The Iceland laboratory: Being the largest subaerial part of the mid-ocean rift system, Iceland provides a unique setting for research in volcanology. Extensive volcanism within the Iceland region is reflected in structurally more complicated plate boundary and more variability in the type of volcanism than along the oceanic ridge system. Moreover, volcanic eruptions in Iceland occur under diverse environmental conditions, being subaerial, subaqueous and subglacial. Modern-day monitoring and surveying techniques draw on experience gained during repeated seismic and volcanic crises during the last four decades. These events have greatly advanced our understanding of how volcanoes work and how to prepare for future hazards, such as lava flows, pyroclastic flows, lahars, jökulhlaups and airborne volcanic gases.

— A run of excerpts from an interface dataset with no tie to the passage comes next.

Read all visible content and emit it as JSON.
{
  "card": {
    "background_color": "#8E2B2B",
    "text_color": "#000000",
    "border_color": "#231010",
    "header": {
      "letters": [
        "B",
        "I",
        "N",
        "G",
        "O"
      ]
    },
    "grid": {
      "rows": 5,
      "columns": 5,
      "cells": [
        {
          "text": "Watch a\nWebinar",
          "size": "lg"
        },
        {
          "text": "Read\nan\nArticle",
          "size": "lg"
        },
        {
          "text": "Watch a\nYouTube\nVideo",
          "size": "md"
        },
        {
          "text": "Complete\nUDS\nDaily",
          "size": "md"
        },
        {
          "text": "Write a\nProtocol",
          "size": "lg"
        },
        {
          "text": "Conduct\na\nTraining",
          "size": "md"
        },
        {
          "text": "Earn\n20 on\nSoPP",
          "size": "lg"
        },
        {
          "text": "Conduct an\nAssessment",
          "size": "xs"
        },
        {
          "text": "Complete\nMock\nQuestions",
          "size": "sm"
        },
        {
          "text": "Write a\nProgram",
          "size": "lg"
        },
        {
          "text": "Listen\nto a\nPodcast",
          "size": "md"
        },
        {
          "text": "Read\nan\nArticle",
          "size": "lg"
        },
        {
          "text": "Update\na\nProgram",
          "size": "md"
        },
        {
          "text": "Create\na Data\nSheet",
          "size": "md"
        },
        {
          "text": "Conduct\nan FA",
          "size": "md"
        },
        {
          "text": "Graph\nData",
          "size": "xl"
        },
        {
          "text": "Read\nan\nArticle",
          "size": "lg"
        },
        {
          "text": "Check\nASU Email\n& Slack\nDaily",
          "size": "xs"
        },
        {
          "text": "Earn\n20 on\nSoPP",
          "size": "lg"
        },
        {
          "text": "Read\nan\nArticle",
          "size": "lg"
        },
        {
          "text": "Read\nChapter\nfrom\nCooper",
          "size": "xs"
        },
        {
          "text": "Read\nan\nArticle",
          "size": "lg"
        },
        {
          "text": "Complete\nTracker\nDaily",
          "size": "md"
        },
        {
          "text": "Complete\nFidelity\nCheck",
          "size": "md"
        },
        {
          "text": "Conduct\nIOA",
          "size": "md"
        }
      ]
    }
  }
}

Past achievements: Important contributions to volcanology by Icelandic researchers include the pioneering tephrochronology, studies of magma-water interaction during the Surtsey and Heimaey eruptions, monitoring of rifting episodes and volcano-ice interaction, Krafla, Katla, Hekla, Bárðarbunga, Gjálp, Grímsvötn. Igneous geochemistry has revealed details of magma formation and evolution whereas knowledge of the internal structure of volcanoes has been improved by surface studies of lava sequences and eroded Tertiary volcanic systems. Recent bathymetric mapping has provided a new perspective of the plate boundary offshore. Seismological and geodetic techniques have greatly enhanced our understanding of crustal structure and dynamics of volcanic systems. Hydro-geochemistry has been used to study magma-hydrosphere interaction. Pre-eruptive processes have been monitored, and warnings have been issued prior to a number of recent eruptions. Studies of environmental effects of eruptions have demonstrated the significance of monitoring pollution from volcanic aerosols and eruptive columns.